Task item:
What follows is a listing to be repeated in full and without alteration.

The records:
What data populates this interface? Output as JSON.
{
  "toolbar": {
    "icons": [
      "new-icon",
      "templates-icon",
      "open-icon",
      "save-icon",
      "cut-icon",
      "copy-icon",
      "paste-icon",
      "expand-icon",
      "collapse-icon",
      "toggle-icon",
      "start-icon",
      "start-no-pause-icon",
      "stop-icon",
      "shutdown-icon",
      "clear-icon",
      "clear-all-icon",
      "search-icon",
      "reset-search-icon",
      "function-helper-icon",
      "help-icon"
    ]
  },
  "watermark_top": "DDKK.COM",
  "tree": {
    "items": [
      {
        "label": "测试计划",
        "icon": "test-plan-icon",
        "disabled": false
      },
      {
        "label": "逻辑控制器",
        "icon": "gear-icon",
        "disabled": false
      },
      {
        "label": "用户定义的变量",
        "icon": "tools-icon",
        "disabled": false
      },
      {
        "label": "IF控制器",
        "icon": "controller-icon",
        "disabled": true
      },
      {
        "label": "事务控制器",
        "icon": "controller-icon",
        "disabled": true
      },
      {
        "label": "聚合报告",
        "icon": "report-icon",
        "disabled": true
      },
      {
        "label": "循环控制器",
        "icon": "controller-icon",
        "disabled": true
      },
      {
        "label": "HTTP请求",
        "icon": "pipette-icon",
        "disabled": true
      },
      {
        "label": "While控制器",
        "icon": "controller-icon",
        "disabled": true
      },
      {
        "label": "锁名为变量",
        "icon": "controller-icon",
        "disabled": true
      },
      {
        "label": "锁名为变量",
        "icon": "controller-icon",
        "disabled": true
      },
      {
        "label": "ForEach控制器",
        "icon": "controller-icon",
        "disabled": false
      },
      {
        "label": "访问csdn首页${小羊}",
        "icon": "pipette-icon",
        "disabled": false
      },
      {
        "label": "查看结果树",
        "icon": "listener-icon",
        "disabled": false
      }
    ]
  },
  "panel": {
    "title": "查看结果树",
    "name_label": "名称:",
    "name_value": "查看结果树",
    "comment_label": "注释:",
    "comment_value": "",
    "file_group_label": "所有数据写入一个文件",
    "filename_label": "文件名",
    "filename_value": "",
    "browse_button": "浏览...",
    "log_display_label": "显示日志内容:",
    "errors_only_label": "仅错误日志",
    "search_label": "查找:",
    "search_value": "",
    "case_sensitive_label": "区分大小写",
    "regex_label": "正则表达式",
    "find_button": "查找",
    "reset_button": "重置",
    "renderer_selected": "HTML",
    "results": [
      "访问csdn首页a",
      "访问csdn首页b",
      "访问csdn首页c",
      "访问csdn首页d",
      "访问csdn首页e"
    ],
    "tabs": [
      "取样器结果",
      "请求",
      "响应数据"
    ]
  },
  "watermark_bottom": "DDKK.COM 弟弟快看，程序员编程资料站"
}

Answer to this exercise:
What data populates this interface? Output as JSON.
{
  "toolbar": {
    "icons": [
      "new-icon",
      "templates-icon",
      "open-icon",
      "save-icon",
      "cut-icon",
      "copy-icon",
      "paste-icon",
      "expand-icon",
      "collapse-icon",
      "toggle-icon",
      "start-icon",
      "start-no-pause-icon",
      "stop-icon",
      "shutdown-icon",
      "clear-icon",
      "clear-all-icon",
      "search-icon",
      "reset-search-icon",
      "function-helper-icon",
      "help-icon"
    ]
  },
  "watermark_top": "DDKK.COM",
  "tree": {
    "items": [
      {
        "label": "测试计划",
        "icon": "test-plan-icon",
        "disabled": false
      },
      {
        "label": "逻辑控制器",
        "icon": "gear-icon",
        "disabled": false
      },
      {
        "label": "用户定义的变量",
        "icon": "tools-icon",
        "disabled": false
      },
      {
        "label": "IF控制器",
        "icon": "controller-icon",
        "disabled": true
      },
      {
        "label": "事务控制器",
        "icon": "controller-icon",
        "disabled": true
      },
      {
        "label": "聚合报告",
        "icon": "report-icon",
        "disabled": true
      },
      {
        "label": "循环控制器",
        "icon": "controller-icon",
        "disabled": true
      },
      {
        "label": "HTTP请求",
        "icon": "pipette-icon",
        "disabled": true
      },
      {
        "label": "While控制器",
        "icon": "controller-icon",
        "disabled": true
      },
      {
        "label": "锁名为变量",
        "icon": "controller-icon",
        "disabled": true
      },
      {
        "label": "锁名为变量",
        "icon": "controller-icon",
        "disabled": true
      },
      {
        "label": "ForEach控制器",
        "icon": "controller-icon",
        "disabled": false
      },
      {
        "label": "访问csdn首页${小羊}",
        "icon": "pipette-icon",
        "disabled": false
      },
      {
        "label": "查看结果树",
        "icon": "listener-icon",
        "disabled": false
      }
    ]
  },
  "panel": {
    "title": "查看结果树",
    "name_label": "名称:",
    "name_value": "查看结果树",
    "comment_label": "注释:",
    "comment_value": "",
    "file_group_label": "所有数据写入一个文件",
    "filename_label": "文件名",
    "filename_value": "",
    "browse_button": "浏览...",
    "log_display_label": "显示日志内容:",
    "errors_only_label": "仅错误日志",
    "search_label": "查找:",
    "search_value": "",
    "case_sensitive_label": "区分大小写",
    "regex_label": "正则表达式",
    "find_button": "查找",
    "reset_button": "重置",
    "renderer_selected": "HTML",
    "results": [
      "访问csdn首页a",
      "访问csdn首页b",
      "访问csdn首页c",
      "访问csdn首页d",
      "访问csdn首页e"
    ],
    "tabs": [
      "取样器结果",
      "请求",
      "响应数据"
    ]
  },
  "watermark_bottom": "DDKK.COM 弟弟快看，程序员编程资料站"
}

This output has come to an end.